C# Question

How do strings look from the compiler's point of view?


, the compiler has a pointer to the start of the string and has an end-symbol (
). If a user wants to calculate the length of the string, the compiler has to count elements of the string array until it finds

, the compiler has the length of the string in the first symbols.

And what does the compiler think about
? Yes, from the user's point of view
is an
that has a field
, I'm not talking about high-level stuff.
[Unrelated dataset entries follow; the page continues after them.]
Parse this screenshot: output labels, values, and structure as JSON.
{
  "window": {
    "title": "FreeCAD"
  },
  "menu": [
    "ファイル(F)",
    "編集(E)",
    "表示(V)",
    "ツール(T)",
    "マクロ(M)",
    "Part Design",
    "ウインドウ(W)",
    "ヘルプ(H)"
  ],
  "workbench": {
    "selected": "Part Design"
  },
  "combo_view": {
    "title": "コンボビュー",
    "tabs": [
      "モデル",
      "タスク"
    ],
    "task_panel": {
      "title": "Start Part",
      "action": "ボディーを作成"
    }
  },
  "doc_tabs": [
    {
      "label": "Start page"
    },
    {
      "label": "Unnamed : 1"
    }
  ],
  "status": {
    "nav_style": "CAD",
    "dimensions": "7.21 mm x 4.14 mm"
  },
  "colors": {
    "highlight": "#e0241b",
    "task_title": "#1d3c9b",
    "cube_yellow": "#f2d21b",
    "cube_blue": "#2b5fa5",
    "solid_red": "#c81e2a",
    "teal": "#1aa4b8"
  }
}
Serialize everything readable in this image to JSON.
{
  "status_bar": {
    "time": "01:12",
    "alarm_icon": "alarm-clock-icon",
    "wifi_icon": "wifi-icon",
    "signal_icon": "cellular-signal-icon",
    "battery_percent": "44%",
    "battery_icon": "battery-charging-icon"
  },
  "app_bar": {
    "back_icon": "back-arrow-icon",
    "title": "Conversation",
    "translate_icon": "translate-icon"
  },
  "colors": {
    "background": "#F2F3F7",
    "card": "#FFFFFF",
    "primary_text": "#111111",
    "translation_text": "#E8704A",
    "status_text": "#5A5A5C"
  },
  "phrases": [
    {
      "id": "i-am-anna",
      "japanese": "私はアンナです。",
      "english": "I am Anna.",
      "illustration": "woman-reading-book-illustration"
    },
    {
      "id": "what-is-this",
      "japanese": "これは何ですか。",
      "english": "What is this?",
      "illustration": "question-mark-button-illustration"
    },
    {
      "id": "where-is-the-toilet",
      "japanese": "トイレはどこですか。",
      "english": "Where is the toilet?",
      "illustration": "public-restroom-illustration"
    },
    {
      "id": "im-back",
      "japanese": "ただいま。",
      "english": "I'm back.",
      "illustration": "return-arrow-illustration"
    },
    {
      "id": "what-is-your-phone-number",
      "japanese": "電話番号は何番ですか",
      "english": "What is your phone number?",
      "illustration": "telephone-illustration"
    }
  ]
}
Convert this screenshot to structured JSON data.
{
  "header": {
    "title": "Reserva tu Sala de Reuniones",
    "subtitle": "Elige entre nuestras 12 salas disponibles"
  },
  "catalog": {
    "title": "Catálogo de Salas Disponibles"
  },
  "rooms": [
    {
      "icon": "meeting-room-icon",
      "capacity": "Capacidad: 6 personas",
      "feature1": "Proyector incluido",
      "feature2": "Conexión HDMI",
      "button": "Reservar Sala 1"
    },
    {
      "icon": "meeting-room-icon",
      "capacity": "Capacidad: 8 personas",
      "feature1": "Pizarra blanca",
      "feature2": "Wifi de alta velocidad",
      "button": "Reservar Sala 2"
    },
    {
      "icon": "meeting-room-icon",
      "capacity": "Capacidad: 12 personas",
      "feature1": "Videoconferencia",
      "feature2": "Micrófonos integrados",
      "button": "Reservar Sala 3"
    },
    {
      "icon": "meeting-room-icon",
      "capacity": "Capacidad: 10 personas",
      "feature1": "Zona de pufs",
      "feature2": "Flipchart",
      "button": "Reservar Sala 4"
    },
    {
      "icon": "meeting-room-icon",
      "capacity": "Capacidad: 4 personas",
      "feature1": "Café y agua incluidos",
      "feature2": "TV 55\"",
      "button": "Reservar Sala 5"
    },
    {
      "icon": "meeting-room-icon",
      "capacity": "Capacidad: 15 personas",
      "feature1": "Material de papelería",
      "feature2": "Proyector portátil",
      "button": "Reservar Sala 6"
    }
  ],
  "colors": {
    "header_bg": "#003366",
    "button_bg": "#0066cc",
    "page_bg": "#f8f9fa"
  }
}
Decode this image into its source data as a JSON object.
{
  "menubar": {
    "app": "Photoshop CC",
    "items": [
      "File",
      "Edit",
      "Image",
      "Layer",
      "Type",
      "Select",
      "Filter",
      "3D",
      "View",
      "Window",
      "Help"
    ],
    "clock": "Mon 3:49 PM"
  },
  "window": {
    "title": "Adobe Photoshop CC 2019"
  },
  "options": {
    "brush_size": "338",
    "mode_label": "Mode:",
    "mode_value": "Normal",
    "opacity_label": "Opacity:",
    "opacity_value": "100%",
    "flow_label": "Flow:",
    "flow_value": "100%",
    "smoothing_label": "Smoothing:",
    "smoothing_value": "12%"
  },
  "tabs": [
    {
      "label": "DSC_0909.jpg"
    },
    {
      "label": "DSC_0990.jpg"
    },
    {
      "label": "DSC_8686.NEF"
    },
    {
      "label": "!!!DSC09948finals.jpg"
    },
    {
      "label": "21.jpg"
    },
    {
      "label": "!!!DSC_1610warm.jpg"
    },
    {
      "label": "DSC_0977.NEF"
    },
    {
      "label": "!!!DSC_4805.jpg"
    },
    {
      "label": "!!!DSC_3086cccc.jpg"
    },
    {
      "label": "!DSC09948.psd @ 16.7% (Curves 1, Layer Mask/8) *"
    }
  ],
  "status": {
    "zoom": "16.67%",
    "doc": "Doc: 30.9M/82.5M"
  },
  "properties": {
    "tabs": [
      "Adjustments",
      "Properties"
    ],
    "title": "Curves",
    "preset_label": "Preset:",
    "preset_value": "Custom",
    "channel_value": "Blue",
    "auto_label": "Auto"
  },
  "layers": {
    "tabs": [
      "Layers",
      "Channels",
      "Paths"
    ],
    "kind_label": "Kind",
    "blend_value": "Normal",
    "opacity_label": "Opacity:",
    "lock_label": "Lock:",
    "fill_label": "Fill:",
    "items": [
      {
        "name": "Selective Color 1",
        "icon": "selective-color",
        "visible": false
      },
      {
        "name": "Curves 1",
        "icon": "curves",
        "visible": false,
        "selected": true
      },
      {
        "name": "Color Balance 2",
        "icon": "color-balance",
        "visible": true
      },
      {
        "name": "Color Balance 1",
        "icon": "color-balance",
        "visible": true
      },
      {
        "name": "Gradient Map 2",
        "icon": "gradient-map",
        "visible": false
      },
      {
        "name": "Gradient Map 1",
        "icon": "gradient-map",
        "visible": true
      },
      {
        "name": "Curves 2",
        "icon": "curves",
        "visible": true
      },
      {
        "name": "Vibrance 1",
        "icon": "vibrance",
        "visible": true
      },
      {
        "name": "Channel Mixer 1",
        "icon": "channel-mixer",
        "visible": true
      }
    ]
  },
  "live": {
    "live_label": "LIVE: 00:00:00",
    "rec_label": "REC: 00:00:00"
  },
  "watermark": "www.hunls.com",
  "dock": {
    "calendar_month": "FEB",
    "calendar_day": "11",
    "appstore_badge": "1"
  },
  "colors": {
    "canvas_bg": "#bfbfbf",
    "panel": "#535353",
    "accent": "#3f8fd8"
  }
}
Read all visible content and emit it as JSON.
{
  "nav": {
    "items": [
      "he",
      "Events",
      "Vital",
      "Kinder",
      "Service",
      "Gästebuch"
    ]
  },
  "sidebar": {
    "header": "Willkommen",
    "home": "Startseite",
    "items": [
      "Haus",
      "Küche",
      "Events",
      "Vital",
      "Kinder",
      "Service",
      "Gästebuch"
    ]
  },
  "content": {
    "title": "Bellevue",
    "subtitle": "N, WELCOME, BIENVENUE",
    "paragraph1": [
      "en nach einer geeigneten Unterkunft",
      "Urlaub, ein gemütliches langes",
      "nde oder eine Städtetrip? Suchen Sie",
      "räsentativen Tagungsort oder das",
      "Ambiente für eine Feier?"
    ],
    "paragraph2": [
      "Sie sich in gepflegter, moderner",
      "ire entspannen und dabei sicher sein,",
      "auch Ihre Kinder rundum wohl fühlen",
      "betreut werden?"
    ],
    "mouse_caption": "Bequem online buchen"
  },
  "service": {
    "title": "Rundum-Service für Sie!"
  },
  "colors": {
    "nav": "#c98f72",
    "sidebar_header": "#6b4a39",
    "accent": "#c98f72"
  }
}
I want to know deep algorithms; e.g., how does the compiler calculate the length of the string?


Let's execute the following code:

string s = "123";
string s2 = "234";
string s3 = s + s2;
string s4 = s2 + s3;
Console.WriteLine(s + s2);

Now let's put a breakpoint at the last line and open the memory window:


Writing s3 in the memory window we can see the 2 (s3 and s4) strings allocated one after the other with 4 bytes of size at the beginning.

Also you can see that other memory is allocated such as the strings class type token and other string class data.

The string class itself contains a member private int m_stringLength; which contains the length of the string, this also makes string.Concat() execute super fast (by allocating the whole length at the beginning):

int totalLength = str0.Length + str1.Length + str2.Length;

String result = FastAllocateString(totalLength);
FillStringChecked(result, 0, str0);
FillStringChecked(result, str0.Length, str1);
FillStringChecked(result, str0.Length + str1.Length, str2);

What I find a little strange is that the implementation of IEnumerable<char>.Count() for string is done using the default implementation which means iterating items one by one unlike ICollection<T>s like List<T> where the IEnumerable<char>.Count() is implemented by taking its ICollection<T>.Count property.